This pilot/farmer father became involved with 4-H and got his kids involved as well. From their father the children learned how to raise show animals for the county and state fairs. The county fair was always a huge event for the family. Let there be no doubt that Carl was immensely proud of his family, especially his grandchildren. Spending time with family was important and he looked forward to their annual family vacations to the cabin for over 20 years.

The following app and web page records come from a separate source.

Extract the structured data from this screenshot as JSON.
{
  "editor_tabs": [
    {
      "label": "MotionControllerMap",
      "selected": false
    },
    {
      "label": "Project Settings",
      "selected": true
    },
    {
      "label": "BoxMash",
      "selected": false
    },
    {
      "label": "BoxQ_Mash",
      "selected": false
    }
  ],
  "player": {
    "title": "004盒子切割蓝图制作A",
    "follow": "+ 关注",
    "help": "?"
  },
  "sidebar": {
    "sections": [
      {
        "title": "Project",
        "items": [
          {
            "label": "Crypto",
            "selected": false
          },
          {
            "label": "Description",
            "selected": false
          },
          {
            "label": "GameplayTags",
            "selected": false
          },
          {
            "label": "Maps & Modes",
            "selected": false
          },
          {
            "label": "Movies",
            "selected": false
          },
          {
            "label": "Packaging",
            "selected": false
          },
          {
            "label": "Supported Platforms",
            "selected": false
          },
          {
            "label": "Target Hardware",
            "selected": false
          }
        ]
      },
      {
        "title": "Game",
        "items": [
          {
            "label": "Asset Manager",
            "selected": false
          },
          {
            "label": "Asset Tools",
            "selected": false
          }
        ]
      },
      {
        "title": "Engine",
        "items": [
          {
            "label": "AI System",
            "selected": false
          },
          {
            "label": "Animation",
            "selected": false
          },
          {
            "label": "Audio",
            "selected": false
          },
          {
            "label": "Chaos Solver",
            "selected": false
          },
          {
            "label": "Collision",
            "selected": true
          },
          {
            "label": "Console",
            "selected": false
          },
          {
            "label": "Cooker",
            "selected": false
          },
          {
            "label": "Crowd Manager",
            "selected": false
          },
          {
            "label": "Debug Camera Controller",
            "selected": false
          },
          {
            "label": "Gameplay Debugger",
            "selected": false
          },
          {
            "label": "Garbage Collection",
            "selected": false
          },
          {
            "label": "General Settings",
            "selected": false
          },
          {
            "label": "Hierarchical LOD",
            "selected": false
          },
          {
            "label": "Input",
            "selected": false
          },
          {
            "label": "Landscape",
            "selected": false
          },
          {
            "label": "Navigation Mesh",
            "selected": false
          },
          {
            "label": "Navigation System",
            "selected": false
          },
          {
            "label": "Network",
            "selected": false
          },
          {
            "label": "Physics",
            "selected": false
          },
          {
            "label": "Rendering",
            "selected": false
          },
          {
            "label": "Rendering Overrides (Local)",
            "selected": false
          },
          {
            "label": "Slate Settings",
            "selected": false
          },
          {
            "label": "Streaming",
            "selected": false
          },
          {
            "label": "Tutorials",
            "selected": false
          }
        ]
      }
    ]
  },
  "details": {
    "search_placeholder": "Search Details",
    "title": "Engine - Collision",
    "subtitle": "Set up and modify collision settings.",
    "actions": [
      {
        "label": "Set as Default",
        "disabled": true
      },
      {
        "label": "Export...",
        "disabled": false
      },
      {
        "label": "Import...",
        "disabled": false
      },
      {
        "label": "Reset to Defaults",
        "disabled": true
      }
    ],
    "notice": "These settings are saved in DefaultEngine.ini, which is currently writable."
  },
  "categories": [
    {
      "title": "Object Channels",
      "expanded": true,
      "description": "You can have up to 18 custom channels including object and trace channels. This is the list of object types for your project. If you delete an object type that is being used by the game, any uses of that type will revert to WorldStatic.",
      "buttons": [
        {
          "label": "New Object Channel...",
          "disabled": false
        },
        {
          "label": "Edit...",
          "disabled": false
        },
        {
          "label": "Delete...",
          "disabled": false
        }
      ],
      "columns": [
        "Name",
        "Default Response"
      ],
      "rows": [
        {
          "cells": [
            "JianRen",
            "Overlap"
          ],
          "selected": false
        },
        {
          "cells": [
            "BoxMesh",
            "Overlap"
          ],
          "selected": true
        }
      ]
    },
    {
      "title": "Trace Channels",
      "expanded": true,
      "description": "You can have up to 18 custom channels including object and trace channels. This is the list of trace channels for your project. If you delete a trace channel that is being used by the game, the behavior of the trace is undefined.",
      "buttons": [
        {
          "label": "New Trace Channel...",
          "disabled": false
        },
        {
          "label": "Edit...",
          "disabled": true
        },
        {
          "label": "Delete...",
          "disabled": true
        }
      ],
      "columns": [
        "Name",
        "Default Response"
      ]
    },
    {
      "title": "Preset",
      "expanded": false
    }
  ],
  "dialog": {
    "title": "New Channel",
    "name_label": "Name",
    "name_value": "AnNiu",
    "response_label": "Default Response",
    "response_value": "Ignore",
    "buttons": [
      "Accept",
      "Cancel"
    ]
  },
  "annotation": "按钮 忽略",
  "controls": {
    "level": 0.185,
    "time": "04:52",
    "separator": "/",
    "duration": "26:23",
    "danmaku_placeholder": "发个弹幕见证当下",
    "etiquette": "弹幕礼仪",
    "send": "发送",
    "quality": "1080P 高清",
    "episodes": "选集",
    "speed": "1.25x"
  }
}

In August 1991 Carl faced mandatory age sixty pilot retirement. He finished his career flying the Boeing 747/400. Thereafter Carl focused his retirement years on operating a 200+ acre farm producing beef, horses, sheep and almost everything agriculture. Unfortunately, Erma Hegseth died on November 3, 1998. After Erma’s death Carl immersed himself even deeper in farm operations, he now seemed to live for his farm and extended family. He proved that a farm boy, if willing to work hard and keep your nose to grindstone can hold onto his farming skills while being equally dedicated to an airline career. For Carl failure was not an option.
Carl was also an active member of Gol Lutheran Church, the Kenyon Color Guard, and the American Legion. He had a team of draft horses that he used to transport military veterans in the Horse and Cutter Parade. Carl and his team also provided the horsepower for years at the Historical Society winter sleigh rides. Although he was mandatory retired at age sixty, Carl did not lose interest in aviation and enjoyed trips to Oshkosh and other airshow events.
Carl is survived by his children, Doug Hegseth, Kim Bocklund and Terry Hegseth; grandchildren, Kelsey and Justin Bocklund, Breanna and Austin Hegseth, Jenna Torres and Alex Hegseth; brother, Peter Mark Hegseth, plus nieces and nephews. He was preceded in death by his wife Erma Hegseth. A celebration of Carl's life will be held at the family farm this Spring 2021.
Well done Carl “Don’ Hegseth